DATA PROVIDED START
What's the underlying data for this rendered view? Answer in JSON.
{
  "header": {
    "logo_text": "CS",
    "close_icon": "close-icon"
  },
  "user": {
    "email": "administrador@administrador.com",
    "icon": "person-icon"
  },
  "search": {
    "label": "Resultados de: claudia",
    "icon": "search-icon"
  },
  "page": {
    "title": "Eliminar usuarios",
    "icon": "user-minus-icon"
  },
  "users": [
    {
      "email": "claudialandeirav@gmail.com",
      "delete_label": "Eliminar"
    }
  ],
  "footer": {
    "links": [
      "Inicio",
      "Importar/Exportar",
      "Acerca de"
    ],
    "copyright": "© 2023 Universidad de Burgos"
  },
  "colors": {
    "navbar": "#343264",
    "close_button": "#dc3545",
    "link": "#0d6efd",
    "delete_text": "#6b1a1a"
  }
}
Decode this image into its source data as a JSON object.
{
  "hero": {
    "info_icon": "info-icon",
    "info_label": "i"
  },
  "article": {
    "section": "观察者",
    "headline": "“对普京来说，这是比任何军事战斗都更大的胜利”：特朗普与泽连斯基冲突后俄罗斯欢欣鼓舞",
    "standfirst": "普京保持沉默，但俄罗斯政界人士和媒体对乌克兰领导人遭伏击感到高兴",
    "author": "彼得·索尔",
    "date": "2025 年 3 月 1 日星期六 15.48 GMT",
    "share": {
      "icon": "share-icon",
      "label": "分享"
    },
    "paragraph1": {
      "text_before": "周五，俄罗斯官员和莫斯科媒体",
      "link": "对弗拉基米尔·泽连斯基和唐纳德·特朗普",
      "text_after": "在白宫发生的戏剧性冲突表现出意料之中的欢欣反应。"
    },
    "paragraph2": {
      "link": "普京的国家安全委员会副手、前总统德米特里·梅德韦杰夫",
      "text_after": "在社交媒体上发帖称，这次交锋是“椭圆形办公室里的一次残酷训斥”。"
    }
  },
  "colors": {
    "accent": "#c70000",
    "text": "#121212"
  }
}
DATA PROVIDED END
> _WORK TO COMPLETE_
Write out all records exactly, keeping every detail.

> _ANSWER BOX_
What's the underlying data for this rendered view? Answer in JSON.
{
  "header": {
    "logo_text": "CS",
    "close_icon": "close-icon"
  },
  "user": {
    "email": "administrador@administrador.com",
    "icon": "person-icon"
  },
  "search": {
    "label": "Resultados de: claudia",
    "icon": "search-icon"
  },
  "page": {
    "title": "Eliminar usuarios",
    "icon": "user-minus-icon"
  },
  "users": [
    {
      "email": "claudialandeirav@gmail.com",
      "delete_label": "Eliminar"
    }
  ],
  "footer": {
    "links": [
      "Inicio",
      "Importar/Exportar",
      "Acerca de"
    ],
    "copyright": "© 2023 Universidad de Burgos"
  },
  "colors": {
    "navbar": "#343264",
    "close_button": "#dc3545",
    "link": "#0d6efd",
    "delete_text": "#6b1a1a"
  }
}
Decode this image into its source data as a JSON object.
{
  "hero": {
    "info_icon": "info-icon",
    "info_label": "i"
  },
  "article": {
    "section": "观察者",
    "headline": "“对普京来说，这是比任何军事战斗都更大的胜利”：特朗普与泽连斯基冲突后俄罗斯欢欣鼓舞",
    "standfirst": "普京保持沉默，但俄罗斯政界人士和媒体对乌克兰领导人遭伏击感到高兴",
    "author": "彼得·索尔",
    "date": "2025 年 3 月 1 日星期六 15.48 GMT",
    "share": {
      "icon": "share-icon",
      "label": "分享"
    },
    "paragraph1": {
      "text_before": "周五，俄罗斯官员和莫斯科媒体",
      "link": "对弗拉基米尔·泽连斯基和唐纳德·特朗普",
      "text_after": "在白宫发生的戏剧性冲突表现出意料之中的欢欣反应。"
    },
    "paragraph2": {
      "link": "普京的国家安全委员会副手、前总统德米特里·梅德韦杰夫",
      "text_after": "在社交媒体上发帖称，这次交锋是“椭圆形办公室里的一次残酷训斥”。"
    }
  },
  "colors": {
    "accent": "#c70000",
    "text": "#121212"
  }
}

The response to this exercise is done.